Rant vs. Rave: Walking Around Campus

A Texan editor-in-chief meanders through campus and strikes the ire of a Queens-born editor who just wants to get to class on time.

Liam’s Rave

In some sense, it comes as no surprise that Amherst students tend to be fast walkers. After all, what got us here other than our ability to strive forward, rushing fearlessly toward whatever sits on the horizon? Hustle culture can be shockingly literal.

But it can also be disruptive. Especially if you’re standing on the First Year Quad enjoying the first true day of a spring — balmy, sunny, a cool breeze  — and gazing listlessly at the distant Holyoke Range, reflecting on all the beauty the natural world has to offer. Then, suddenly, the clock strikes 11:20, and like the world’s most frantic flash mob, a flood of students envelopes you, perhaps casting a snide head-shake as they pass: Almost all are moving at the speed of a neighborhood Honda — or the typical Queens resident — and you’re slowing them down.

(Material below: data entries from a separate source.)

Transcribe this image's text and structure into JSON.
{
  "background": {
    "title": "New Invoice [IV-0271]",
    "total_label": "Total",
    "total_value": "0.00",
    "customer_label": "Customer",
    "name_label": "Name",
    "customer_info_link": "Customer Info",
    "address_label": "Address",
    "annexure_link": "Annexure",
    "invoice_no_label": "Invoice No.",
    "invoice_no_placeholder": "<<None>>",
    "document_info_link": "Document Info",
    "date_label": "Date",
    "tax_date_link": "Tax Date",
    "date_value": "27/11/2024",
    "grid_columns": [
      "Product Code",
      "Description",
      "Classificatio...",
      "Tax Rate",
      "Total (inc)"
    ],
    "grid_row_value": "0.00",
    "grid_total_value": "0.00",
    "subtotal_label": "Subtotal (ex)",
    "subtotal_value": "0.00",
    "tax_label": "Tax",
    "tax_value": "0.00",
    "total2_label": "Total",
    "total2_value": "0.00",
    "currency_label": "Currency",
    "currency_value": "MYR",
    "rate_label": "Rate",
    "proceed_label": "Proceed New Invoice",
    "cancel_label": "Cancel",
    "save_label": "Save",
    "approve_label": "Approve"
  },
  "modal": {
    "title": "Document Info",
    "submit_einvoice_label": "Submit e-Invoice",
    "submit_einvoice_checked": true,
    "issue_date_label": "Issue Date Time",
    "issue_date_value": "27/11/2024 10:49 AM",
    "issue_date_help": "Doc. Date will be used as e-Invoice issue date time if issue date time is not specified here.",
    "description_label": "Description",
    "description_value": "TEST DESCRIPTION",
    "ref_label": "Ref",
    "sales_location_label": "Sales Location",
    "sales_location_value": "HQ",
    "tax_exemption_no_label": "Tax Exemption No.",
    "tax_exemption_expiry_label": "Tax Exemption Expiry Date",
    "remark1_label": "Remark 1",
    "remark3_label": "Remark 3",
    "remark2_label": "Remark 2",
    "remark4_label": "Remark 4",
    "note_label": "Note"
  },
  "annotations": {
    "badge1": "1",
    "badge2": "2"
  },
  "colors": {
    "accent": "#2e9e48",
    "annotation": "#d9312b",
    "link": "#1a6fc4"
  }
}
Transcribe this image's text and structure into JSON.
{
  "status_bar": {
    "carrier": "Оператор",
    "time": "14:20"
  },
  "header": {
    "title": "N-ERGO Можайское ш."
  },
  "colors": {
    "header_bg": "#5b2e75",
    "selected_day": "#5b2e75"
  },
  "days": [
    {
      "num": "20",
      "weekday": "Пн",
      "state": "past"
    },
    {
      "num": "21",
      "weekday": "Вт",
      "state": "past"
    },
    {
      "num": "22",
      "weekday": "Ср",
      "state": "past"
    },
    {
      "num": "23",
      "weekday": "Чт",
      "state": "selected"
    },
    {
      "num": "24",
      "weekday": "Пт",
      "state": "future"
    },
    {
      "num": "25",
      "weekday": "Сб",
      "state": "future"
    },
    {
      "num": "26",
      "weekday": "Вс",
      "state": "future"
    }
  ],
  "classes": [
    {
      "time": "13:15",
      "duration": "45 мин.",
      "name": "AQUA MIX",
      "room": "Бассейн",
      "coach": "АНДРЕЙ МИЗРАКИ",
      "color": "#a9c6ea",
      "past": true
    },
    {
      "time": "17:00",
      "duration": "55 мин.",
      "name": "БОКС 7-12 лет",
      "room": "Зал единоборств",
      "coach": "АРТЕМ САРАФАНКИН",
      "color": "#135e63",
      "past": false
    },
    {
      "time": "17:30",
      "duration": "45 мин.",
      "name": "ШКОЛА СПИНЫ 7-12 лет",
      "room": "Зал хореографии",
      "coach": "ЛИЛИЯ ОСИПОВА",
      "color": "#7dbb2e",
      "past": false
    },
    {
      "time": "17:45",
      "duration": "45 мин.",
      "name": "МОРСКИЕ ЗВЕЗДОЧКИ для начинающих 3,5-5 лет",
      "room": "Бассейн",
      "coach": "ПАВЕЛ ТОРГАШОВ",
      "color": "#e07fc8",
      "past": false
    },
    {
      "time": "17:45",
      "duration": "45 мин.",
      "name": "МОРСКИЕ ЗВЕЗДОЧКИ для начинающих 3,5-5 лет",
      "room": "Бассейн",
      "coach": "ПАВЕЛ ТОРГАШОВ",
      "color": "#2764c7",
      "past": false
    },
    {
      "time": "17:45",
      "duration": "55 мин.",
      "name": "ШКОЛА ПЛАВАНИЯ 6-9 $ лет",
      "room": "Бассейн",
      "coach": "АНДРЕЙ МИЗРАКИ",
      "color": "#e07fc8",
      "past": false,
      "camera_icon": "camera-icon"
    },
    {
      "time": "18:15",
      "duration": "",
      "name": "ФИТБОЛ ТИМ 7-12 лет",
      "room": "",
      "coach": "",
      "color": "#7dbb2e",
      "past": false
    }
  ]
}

If you’re a part of this mob, I have a modest request: Take a minute. Appreciate your surroundings. Commit the outline of the mountains to memory, preserve a picture of a rose blossom. Walk, don’t run (or speed-walk), to your next class.

Yasmin’s Rant

We have a problem on campus. It’s spatial awareness. Too often I am stuck in Val behind a group of people ambling, directionless, while I wait behind them, plate-in-hand, desperately wishing that they would hear me saying “excuse me.” Other times, I am forced to awkwardly overtake a fellow pedestrian looking at their phone or listening to music, looking dazed.

I recognize that I likely have a bias toward fast walking thanks to my New York City upbringing, which is a stark contrast to Liam’s Austin, Texas roots. Although I tend to partake in the 11:20 mobs that Liam describes, I am also a fan of slowing down. When I do that, however, I make sure to make space for those who are less blessed with free time.

I would like to make the case for being aware of your surroundings, and understanding that although you may be happy on your leisurely stroll or talking to several of your friends on a narrow path, there may be other people who are deathly late to something struggling to get past you. Make some room, and let them pass. I’m all for taking time to enjoy life and meander, just as long as it’s not getting in the way of other people.